South Carolina College of Pharmacy Diversity Plan
(Revised March 2014)
To achieve a student body, faculty, staff and college administrative leadership that is representative of the populace in South Carolina, particularly relative to ethnicity and gender.
To achieve diversity in all college activities, functions, and recognitions (such as advisory boards, guest speakers, distinguished alumni, preceptors) and encourage multiculturalism in college activities and functions.
To achieve a college environment that is recognized as welcoming and supportive of diversity.
To educate our faculty, staff, and students about diverse populations in order to better work with and serve such populations.

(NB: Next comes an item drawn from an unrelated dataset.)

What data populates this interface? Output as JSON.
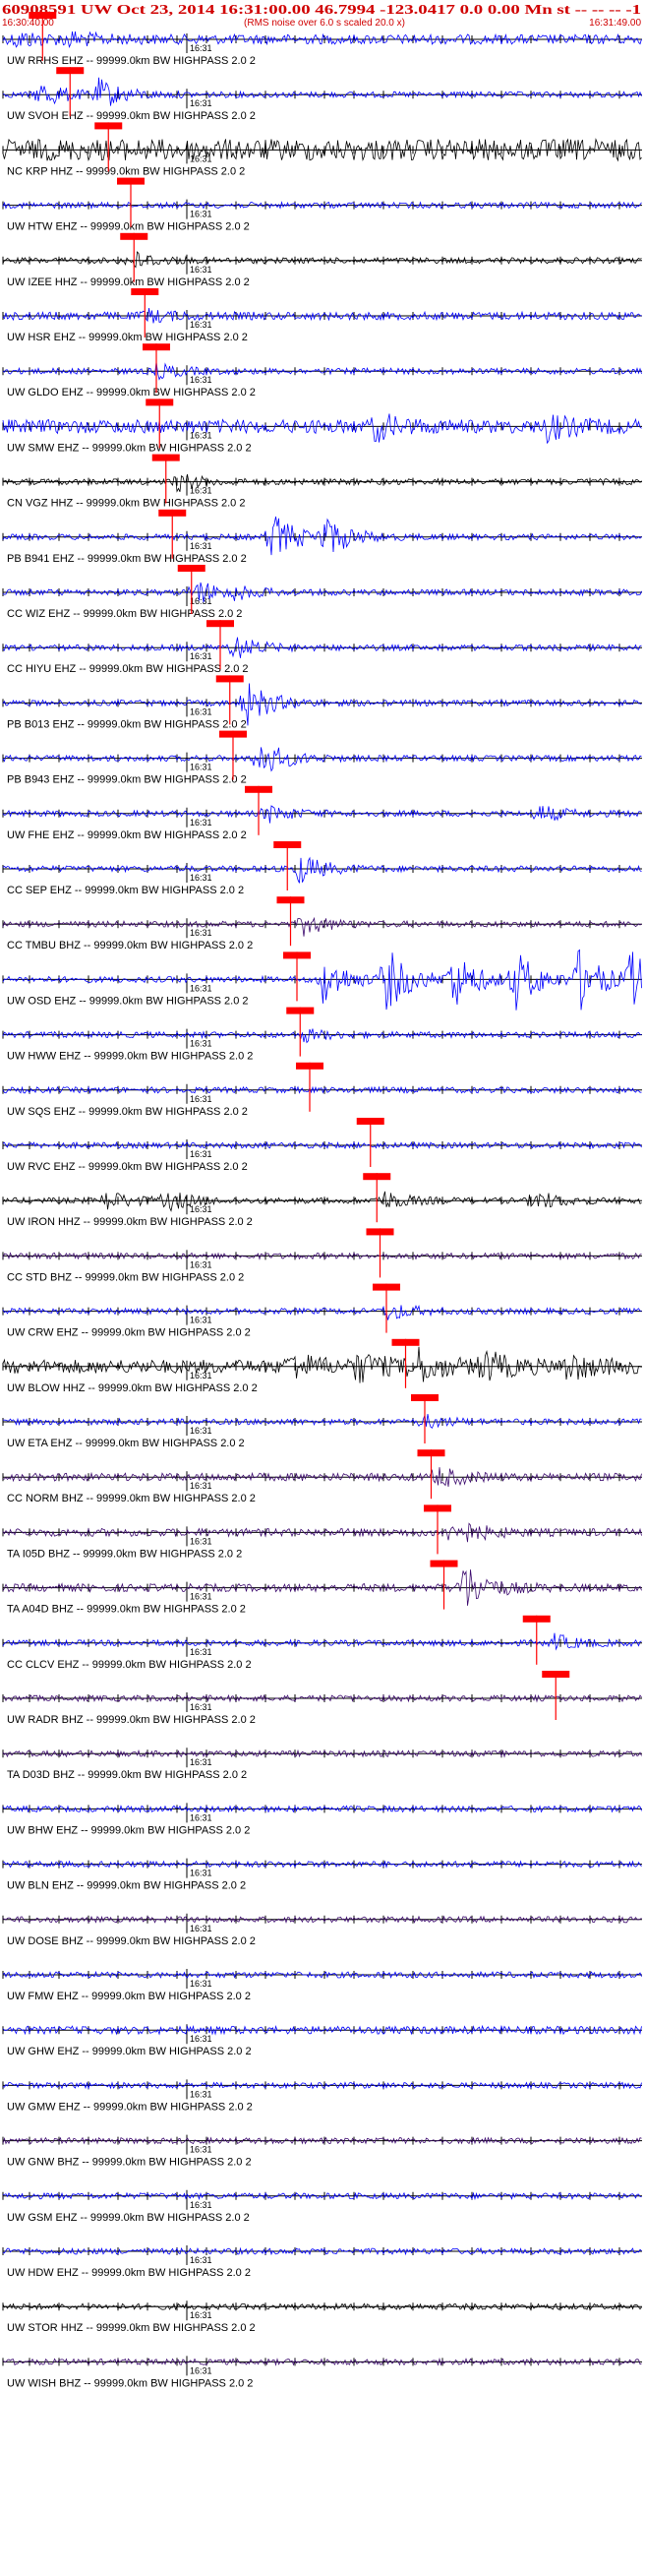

To continue to maintain a strong consideration of diversity on the South Carolina College of Pharmacy campuses.
Diversity of the SCCP faculty, staff, and student body is essential to developing a welcoming and inclusive environment and to our goal of becoming a top college of pharmacy1. It is also an expectation of the people who we serve. Diversity refers not only to race and ethnicity, but also to gender, religion, age, and many other factors. A diverse college creates new ideas and perspectives, and pharmacy graduates who can better serve the populace of South Carolina. The SCCP faculty, staff, and students recognize the value of diversity among its members.
Our universities actively promote and encourage diversity and have organized efforts to promote diversity. It is important for the college to demonstrate its commitment as well. Achieving greater diversity in the college will require concerted efforts of faculty (including administration), staff, and students.
 The definition of diversity used by the College is:
A situation that includes representation of multiple (ideally all) groups within a prescribed environment, such s a university or a workplace. This word most commonly refers to differences between cultural groups, although it is also used to describe differences within cultural groups, e.g. diversity within the Asian-American culture includes Korean Americans and Japanese Americans. An emphasis on accepting and respecting cultural differences by recognizing that no one culture is intrinsically superior to another underlies the current usage of the term.